Men’s, women’s swimming teams start strong

By Annie Aydinian

The University of Chicago swim teams started the season off with a splash by posting two wins in meets this past weekend. Both the men and women swept dual meets against the Illinois Institute of Technology on Friday and Benedictine University on Saturday. “The team is off to the best start we’ve had in a long time. The men and women being 2-0 is huge,” said Coach Sheila O’Connor.

The Maroon squads rode the wave of support to a 92-77 finish for the men and an 83-50 final for the women. “We had an audience full of family members, friends, and alumni cheering us on and that definitely helped to get everyone excited,” said fourth-year women’s captain Anne Apuzzo. “Because we don’t have any home meets, it is unusual to look up in the stands and see so much support. Even though there were some first-meet jitters before the meet against IIT, they certainly weren’t evident in the final scores,” Apuzzo said.

On the men’s side, first-year Mickey Passman, second-year Northe Saunders, and third-year Nick Ligato each tallied a first place finish. In addition, fourth-year men’s captain Jeremy Lankford won the 200 yard individual medley and the 200 yard backstroke. First-year Erin Lyons captured a victory in the 1,000 yard freestyle, while fellow freshmen Debora Ayoub and Emily Testa each won two individual events.

Chicago ended the meet on a high note, with the men’s and women’s 400 yard freestyle relay teams placing first. The men’s relay, composed of Lankford, first-year Dennis Connolly, Ligato, and Saunders posted a time of 3:25.46. Finishing in 4:02.00 was the women’s relay of Lyons, Ayoub, Apuzzo, and Testa.

A number of 1-2-3 finishes characterized the Benedictine meet the next day as the men won 96-41 and the women won 94-64.

“There are few opportunities to rest because the meets are run very quickly, and a lot of people had not completely recovered from racing the evening before,” said Apuzzo. Apuzzo took the win in the 1,000 yard freestyle and Ayoub in the 100 yard butterfly. Lyons and Tessa each won three of their events. The men’s squad featured two first-place finishes each from Pressman and Saunders; Ligato and Lankford finished first in the 100 yard freestyle and 100 yard backstroke, respectively.

Apuzzo placed the Maroons’ finish in perspective. “Even though in the past we have been able to match Benedictine talent-wise, they have been able to beat us with sheer number of people. To come away with a win for both the men and women was tremendous.”

Apuzzo cites IIT’s decision not to score diving as being beneficial for their record and game. “We are usually automatically down by a hundred points when we enter a meet, and it is difficult to recover from that deficit. Being able to focus on our swimming and compete against an evenly matched team was a nice way to start off the season.” Overall on the weekend, O’Connor was pleased: “We swam well.

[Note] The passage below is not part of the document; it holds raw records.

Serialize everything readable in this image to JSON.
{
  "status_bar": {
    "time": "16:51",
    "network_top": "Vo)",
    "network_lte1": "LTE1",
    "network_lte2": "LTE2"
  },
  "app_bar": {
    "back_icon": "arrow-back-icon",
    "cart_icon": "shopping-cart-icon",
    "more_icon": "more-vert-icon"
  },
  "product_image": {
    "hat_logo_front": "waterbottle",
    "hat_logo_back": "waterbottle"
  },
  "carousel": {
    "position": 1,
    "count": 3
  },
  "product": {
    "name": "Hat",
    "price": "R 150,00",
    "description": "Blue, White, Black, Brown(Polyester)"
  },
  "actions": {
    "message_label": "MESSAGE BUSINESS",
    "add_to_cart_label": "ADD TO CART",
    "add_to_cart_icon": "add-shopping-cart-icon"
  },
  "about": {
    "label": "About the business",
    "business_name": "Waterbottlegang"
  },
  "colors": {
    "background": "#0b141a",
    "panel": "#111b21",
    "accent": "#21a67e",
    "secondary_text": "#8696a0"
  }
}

There are things we need to work on and it’s good to see where we are at.”

The biggest challenge the swim team faced this past weekend is one they will face throughout the course of their season: their size. “We knew this at the beginning of the season. We don’t have a lot of depth. We trade off quantity for quality,” stated O’Connor. Another factor is the team’s age. Over half of this year’s team are first-years. “It’s a very young team, but very solid. For most, this was their first college meet. It’s good to get into the first meet and be successful,” said O’Connor.

The Maroons will see action next at the Washington University Invite in St. Louis the weekend of November 17. There will be four other midwest schools attending the two-and-a-half day meet. This meet will host all the NCAA swim events, so the Maroons will not have to worry about filling lanes in otherwise empty races to earn points. O’Connor sees the invite as a helpful challenge for her swimmers. “This is a good opportunity for the best competition before Christmas. Doing well by points will be hard with a small team and without divers, but swimming well matters more than anything.”